===== SUPPLIED DATA

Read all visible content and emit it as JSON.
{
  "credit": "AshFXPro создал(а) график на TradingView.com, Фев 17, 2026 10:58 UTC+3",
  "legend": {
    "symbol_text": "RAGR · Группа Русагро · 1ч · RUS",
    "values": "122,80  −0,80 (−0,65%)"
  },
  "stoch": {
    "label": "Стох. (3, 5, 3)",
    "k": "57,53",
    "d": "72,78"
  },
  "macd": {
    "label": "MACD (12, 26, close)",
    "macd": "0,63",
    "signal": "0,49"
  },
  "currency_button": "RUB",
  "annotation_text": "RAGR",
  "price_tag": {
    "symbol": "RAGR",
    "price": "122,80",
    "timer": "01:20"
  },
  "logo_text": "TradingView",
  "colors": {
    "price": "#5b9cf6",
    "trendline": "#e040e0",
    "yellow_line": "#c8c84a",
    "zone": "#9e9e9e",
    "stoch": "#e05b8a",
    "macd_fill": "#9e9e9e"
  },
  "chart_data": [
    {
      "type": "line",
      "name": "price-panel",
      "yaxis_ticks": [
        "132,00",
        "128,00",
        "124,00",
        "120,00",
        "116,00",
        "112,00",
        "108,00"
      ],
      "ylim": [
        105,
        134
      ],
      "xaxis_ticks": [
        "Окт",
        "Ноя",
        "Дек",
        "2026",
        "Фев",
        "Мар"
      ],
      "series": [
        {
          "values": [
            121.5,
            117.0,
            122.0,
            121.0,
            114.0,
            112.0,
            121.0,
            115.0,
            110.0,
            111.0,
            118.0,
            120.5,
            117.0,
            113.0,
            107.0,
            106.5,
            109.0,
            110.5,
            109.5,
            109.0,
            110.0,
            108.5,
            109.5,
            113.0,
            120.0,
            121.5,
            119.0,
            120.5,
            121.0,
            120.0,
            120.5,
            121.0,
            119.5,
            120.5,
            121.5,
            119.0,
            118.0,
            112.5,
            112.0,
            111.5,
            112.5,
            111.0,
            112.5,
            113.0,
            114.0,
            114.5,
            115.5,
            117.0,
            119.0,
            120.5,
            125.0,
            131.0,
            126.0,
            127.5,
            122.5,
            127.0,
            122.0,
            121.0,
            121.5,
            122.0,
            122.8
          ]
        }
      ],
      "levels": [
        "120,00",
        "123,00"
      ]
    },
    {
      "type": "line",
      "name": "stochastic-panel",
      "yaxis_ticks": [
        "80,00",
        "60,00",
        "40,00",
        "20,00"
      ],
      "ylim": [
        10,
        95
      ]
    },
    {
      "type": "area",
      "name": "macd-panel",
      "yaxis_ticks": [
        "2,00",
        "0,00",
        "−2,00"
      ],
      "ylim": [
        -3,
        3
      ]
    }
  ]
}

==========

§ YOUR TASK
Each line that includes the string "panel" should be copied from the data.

§ RESULT FOR THIS TASK
      "name": "price-panel",
      "name": "stochastic-panel",
      "name": "macd-panel",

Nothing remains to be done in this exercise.